Or, you could consider using tax-loss harvesting strategies to offset your losses. It’s important to consult with a tax professional or financial advisor to ensure that you’re making informed decisions that are in compliance with the current rules and regulations.
How does the Indian government track crypto transactions for tax purposes?
When it comes to tracking crypto transactions for tax purposes in India, the government faces some challenges. Blockchain tracking can be a difficult task, especially when it comes to anonymity and decentralization.
Additionally, taxation of crypto assets is a relatively new concept in India and there is still some ambiguity surrounding the laws and regulations. However, the Indian government has taken steps to address these issues and is working on implementing a framework for the taxation of cryptocurrencies.

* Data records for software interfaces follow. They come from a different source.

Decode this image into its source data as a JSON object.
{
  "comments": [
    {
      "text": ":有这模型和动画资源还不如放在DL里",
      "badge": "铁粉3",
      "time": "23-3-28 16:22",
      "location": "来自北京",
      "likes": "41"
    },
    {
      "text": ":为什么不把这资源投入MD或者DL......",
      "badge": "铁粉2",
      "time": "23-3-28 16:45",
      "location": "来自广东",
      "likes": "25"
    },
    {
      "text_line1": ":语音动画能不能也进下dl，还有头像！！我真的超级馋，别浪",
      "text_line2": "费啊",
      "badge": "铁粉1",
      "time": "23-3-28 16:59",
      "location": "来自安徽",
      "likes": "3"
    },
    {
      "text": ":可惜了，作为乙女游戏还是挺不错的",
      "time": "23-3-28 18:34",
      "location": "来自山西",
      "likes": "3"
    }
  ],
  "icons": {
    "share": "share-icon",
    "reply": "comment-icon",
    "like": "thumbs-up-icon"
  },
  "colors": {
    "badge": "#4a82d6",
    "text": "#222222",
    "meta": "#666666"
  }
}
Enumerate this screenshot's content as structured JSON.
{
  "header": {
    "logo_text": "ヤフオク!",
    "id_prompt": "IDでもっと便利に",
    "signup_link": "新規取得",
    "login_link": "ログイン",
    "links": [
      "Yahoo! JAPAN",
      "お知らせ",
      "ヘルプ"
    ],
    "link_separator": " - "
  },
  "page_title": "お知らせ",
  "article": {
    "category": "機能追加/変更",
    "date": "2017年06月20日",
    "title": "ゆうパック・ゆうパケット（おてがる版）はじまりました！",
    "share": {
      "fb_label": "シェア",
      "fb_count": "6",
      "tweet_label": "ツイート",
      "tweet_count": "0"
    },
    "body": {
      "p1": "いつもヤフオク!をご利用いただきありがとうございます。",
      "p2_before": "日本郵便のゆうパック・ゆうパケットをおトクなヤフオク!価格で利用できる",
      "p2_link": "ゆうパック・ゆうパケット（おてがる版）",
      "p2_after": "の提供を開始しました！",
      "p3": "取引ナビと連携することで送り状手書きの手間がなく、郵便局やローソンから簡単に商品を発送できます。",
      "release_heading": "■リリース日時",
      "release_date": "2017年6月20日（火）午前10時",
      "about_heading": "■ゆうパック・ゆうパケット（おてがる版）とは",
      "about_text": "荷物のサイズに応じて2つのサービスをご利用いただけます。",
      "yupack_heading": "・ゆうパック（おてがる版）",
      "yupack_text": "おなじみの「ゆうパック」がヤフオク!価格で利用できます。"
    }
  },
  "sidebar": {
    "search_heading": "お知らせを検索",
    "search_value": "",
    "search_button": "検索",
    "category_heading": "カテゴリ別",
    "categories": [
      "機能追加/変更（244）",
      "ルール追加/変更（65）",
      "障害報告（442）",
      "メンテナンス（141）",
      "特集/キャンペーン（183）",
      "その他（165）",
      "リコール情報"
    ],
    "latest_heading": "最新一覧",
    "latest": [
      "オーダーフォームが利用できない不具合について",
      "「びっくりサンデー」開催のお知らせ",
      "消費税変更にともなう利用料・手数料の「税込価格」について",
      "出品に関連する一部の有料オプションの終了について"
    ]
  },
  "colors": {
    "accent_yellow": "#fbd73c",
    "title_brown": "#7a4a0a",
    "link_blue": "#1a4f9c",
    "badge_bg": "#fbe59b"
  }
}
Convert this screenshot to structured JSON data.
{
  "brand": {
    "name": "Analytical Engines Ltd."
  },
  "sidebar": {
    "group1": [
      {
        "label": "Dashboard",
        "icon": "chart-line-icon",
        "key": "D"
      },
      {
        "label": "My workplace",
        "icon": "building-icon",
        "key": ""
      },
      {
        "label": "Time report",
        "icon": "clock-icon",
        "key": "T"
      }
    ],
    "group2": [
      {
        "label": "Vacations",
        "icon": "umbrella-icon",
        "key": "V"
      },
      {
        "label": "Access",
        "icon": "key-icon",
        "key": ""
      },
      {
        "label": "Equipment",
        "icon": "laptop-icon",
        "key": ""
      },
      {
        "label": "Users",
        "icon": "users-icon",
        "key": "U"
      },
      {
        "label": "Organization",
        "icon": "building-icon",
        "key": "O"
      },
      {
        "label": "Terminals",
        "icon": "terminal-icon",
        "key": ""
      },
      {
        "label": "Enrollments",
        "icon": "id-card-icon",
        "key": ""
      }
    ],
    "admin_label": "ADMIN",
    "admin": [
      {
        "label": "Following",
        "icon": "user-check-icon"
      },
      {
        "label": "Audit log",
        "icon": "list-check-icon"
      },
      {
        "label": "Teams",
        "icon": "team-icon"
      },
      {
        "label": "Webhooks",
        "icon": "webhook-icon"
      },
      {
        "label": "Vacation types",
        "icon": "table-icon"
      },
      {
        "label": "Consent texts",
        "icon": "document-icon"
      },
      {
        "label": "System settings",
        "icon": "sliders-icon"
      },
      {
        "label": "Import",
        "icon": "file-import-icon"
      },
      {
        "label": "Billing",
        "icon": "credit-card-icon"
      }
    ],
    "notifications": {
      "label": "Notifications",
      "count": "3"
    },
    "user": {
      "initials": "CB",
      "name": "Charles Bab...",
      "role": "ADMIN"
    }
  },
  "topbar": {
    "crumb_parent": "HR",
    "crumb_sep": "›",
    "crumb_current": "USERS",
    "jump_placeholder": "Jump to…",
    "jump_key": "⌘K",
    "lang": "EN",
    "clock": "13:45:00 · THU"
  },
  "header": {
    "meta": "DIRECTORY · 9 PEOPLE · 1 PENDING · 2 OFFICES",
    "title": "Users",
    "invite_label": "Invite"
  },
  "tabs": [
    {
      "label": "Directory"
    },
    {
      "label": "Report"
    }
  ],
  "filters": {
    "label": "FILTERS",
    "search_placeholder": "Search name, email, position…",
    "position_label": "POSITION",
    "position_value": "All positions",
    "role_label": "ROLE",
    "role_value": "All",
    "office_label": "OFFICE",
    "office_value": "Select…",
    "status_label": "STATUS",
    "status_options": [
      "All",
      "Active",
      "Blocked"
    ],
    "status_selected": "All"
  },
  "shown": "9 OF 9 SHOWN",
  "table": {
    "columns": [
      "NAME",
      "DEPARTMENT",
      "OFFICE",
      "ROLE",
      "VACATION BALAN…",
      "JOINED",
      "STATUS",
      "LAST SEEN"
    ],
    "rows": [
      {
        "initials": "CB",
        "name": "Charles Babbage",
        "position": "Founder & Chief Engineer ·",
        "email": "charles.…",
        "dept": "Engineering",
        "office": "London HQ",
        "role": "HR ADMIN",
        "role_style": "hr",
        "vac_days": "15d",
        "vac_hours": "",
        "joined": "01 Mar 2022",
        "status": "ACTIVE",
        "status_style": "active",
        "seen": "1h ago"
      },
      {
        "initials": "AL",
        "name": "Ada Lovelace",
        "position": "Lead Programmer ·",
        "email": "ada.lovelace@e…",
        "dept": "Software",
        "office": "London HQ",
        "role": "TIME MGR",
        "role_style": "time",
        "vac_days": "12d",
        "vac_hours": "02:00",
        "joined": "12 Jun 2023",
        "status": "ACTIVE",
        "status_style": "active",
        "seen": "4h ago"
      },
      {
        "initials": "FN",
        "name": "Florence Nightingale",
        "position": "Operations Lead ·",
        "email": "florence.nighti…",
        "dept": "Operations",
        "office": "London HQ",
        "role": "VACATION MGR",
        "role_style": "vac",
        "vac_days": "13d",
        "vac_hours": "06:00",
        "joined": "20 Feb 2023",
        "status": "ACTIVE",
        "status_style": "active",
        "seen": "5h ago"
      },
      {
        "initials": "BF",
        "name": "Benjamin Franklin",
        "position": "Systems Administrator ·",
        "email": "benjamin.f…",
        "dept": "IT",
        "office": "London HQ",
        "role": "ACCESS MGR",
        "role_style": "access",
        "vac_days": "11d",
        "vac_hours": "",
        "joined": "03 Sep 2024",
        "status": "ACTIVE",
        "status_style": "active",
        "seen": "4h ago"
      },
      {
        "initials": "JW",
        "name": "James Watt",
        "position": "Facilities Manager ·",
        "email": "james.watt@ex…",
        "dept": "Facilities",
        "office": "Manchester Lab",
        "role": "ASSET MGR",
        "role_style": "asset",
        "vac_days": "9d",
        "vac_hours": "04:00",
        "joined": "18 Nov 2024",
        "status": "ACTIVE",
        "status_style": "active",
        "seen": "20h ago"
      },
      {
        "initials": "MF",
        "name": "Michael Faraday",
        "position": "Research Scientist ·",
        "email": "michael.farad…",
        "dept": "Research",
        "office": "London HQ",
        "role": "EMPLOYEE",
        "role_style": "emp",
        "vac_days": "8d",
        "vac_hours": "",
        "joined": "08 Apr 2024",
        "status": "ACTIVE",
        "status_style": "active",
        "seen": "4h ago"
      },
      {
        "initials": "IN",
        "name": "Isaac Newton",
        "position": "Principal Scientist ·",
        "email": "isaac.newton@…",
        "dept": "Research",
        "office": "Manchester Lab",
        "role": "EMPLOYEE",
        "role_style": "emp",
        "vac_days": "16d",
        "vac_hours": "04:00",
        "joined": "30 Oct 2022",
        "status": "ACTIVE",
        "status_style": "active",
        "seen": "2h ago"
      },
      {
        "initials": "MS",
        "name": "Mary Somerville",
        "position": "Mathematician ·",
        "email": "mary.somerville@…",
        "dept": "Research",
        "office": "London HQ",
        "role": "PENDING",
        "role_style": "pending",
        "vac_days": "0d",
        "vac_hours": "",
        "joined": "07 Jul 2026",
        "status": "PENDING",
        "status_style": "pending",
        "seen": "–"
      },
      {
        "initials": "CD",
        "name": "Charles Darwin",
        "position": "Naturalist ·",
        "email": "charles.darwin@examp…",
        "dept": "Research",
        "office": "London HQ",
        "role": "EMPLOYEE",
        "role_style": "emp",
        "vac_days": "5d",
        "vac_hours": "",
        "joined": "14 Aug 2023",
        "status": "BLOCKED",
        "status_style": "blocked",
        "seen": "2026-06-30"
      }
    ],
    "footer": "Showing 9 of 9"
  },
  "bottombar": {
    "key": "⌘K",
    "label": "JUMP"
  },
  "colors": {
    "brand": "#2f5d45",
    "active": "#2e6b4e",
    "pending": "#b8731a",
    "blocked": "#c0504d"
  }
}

Despite the challenges, it’s important for individuals to ensure that they’re in compliance with any regulations and properly report their crypto transactions for tax purposes.
Are there any exemptions or special rules for crypto-to-crypto transactions for small-scale investors in India?
If you’re a small-scale investor in India, you may be wondering if there are any exemptions or special rules for crypto-to-crypto transactions. The good news is, there’s a threshold limit of Rs. 20 lakhs (approximately $27,000) for tax liability on such transactions.
This means that if your crypto-to-crypto transactions don’t exceed this amount, you may not be liable for any taxes on them. However, it’s important to note that this threshold limit applies only to capital gains tax and not to other taxes such as GST.
Additionally, it’s always advisable to consult with a tax professional to ensure compliance with all applicable tax laws.
What happens if a crypto investor fails to report their transactions or pays taxes on time in India?
If you fail to report your crypto-to-crypto transactions or pay taxes on time in India, you may face penalties for non-compliance. The penalties can range from a monetary fine to imprisonment, depending on the severity of the offense.
In addition to the immediate consequences, non-compliance can also have an impact on your future investments. It can make it difficult for you to obtain loans or credit, and can also damage your reputation as a responsible investor.
It’s crucial to stay on top of your tax obligations to avoid these problems and ensure your continued success in the crypto market.
So now you know the rules and regulations of crypto-to-crypto tax in India.
It’s important to understand what constitutes such transactions and how to calculate gains and losses.
Additionally, knowing the applicable tax rates and deductions will help you comply with reporting requirements.
Remember, failing to comply with tax regulations can result in severe penalties, so it’s crucial to stay informed and act accordingly.
By following the guidelines outlined in this article, you can ensure that you’re in compliance with the law while navigating the exciting world of cryptocurrency investment.
Stay informed, stay safe, and happy investing!